Task details
Filter the data below, keeping only lines that contain "variant".

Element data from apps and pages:

* * * * *

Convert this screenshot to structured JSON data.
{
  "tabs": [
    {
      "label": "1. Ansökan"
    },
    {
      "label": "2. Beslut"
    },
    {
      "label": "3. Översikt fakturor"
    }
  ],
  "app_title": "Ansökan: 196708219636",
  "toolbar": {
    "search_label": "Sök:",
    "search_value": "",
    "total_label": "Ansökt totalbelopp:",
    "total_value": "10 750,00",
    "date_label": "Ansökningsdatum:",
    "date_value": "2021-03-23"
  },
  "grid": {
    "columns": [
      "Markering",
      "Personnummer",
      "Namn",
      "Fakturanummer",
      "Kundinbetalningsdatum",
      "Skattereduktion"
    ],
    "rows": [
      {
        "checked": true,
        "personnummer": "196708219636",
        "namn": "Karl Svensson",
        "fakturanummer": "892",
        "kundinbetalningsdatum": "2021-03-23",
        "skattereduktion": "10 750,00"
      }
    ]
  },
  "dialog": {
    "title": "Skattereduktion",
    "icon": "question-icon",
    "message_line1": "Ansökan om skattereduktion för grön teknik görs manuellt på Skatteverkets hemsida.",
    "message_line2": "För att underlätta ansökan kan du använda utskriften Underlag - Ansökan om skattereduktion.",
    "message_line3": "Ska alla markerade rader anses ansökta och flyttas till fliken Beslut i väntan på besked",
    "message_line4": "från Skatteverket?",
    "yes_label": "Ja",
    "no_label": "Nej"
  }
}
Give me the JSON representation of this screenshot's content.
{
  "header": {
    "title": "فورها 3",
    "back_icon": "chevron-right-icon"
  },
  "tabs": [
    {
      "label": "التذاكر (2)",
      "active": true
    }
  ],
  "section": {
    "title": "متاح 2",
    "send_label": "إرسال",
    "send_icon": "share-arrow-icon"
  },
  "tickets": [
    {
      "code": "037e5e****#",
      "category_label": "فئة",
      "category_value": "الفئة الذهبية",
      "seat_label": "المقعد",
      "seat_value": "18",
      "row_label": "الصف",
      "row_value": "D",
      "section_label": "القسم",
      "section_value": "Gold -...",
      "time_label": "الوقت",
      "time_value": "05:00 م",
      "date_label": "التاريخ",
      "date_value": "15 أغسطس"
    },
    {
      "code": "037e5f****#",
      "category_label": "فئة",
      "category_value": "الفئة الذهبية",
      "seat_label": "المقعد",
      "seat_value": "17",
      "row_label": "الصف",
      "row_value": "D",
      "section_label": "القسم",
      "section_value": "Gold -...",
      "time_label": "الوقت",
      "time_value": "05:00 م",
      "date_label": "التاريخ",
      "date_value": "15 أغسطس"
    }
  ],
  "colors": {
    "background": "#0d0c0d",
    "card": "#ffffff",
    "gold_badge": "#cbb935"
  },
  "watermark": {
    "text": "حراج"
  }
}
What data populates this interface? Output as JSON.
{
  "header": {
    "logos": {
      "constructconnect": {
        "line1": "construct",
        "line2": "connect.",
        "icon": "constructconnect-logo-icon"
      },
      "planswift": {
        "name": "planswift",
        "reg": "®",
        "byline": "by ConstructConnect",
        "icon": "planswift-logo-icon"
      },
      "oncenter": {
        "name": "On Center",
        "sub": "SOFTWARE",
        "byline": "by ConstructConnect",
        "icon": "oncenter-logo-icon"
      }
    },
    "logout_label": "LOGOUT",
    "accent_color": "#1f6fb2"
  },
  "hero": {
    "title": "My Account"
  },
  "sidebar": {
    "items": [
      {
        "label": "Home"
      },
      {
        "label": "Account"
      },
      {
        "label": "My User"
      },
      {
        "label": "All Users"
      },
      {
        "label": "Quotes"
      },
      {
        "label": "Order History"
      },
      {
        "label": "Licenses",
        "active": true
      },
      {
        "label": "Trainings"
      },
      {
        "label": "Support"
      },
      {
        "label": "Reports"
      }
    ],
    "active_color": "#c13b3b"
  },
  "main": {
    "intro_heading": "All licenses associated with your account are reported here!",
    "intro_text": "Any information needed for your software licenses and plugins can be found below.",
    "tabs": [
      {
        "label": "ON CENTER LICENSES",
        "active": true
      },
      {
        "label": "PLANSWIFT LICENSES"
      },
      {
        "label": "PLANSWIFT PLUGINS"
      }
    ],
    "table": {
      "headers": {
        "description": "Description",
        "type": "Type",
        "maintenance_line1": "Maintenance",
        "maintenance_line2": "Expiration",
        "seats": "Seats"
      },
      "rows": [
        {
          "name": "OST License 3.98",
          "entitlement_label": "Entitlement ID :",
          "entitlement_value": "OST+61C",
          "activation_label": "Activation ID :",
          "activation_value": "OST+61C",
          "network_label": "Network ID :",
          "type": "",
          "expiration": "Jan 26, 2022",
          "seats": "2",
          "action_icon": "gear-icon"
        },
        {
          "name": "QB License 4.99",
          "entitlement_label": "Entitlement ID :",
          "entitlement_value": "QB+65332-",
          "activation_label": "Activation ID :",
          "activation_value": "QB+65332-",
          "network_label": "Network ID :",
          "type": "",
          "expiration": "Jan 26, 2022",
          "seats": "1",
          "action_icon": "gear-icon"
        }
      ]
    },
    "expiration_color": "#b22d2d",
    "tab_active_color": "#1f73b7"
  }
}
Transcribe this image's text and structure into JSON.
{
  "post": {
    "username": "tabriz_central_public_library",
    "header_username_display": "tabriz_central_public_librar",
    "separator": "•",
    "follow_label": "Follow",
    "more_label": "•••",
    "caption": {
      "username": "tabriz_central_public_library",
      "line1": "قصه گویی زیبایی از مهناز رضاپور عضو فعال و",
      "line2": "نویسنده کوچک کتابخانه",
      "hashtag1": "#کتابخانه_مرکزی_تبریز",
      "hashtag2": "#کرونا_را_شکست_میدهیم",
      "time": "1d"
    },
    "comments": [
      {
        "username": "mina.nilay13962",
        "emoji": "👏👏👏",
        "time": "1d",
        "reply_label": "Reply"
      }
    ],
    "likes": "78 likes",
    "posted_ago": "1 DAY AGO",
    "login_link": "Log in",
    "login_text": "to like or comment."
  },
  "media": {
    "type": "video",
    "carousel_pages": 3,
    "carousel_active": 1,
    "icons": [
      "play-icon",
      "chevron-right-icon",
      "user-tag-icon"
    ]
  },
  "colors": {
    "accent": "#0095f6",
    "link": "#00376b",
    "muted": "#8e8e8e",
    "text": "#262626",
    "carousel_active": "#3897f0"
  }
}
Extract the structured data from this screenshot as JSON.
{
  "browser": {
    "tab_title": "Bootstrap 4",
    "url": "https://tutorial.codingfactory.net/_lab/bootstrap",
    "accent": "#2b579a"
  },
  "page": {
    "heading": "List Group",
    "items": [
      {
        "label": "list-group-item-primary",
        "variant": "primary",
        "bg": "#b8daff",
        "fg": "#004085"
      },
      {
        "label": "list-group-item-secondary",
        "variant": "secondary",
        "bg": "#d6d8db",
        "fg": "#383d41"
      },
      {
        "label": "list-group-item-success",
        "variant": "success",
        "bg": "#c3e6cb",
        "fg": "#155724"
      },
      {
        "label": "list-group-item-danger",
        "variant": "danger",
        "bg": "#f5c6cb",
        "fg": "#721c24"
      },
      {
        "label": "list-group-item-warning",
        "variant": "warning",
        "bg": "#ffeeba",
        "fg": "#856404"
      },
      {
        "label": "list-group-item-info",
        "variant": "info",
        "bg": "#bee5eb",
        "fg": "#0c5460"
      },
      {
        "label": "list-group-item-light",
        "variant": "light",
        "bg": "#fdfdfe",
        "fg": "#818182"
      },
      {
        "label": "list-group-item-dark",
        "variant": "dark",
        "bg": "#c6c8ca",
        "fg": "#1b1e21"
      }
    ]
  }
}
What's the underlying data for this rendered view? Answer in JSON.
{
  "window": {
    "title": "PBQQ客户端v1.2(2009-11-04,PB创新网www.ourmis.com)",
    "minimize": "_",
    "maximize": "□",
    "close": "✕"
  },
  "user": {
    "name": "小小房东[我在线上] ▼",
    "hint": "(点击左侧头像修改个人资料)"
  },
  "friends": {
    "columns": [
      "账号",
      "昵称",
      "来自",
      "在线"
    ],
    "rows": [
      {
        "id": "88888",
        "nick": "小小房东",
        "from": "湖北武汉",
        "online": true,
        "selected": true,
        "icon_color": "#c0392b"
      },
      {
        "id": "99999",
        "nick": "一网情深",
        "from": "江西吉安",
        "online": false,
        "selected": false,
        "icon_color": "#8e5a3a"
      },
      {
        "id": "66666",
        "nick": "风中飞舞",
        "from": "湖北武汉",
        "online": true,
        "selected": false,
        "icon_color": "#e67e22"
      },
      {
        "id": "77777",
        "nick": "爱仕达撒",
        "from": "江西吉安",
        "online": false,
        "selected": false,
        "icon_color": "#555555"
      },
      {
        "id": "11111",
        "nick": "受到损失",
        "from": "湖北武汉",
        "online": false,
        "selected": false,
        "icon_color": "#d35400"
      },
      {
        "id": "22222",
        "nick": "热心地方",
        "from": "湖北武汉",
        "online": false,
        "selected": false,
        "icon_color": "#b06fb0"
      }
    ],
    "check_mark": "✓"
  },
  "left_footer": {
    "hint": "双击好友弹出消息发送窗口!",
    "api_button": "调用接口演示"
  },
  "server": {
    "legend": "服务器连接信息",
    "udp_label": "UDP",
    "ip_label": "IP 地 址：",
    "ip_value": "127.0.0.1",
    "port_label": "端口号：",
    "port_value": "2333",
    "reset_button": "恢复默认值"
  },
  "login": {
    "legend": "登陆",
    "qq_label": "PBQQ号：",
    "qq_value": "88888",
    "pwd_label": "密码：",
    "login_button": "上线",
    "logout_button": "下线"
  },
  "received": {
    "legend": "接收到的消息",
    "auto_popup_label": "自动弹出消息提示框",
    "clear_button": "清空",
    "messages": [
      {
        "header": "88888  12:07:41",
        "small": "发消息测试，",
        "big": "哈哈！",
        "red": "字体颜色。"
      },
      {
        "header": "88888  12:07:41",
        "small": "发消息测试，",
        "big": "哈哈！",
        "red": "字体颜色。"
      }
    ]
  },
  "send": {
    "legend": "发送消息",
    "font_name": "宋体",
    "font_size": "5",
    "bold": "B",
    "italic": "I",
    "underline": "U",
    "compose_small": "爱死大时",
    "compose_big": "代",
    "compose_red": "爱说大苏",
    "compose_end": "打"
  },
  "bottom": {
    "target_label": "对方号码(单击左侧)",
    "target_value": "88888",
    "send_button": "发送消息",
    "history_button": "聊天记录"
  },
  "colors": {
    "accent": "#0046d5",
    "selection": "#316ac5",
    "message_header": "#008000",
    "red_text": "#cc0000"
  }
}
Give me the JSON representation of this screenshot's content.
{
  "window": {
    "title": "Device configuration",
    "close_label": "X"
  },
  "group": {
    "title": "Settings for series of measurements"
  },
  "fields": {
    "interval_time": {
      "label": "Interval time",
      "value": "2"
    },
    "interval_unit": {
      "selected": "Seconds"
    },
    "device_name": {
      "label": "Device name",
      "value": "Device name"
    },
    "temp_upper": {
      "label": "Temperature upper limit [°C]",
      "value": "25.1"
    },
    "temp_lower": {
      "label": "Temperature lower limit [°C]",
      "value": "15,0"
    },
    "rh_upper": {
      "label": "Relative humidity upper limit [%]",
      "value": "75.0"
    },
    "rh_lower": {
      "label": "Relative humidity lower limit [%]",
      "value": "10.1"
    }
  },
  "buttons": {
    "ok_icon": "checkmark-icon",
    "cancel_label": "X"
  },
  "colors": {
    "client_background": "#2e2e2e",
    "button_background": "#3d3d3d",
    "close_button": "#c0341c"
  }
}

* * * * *

Expected output
        "variant": "primary",
        "variant": "secondary",
        "variant": "success",
        "variant": "danger",
        "variant": "warning",
        "variant": "info",
        "variant": "light",
        "variant": "dark",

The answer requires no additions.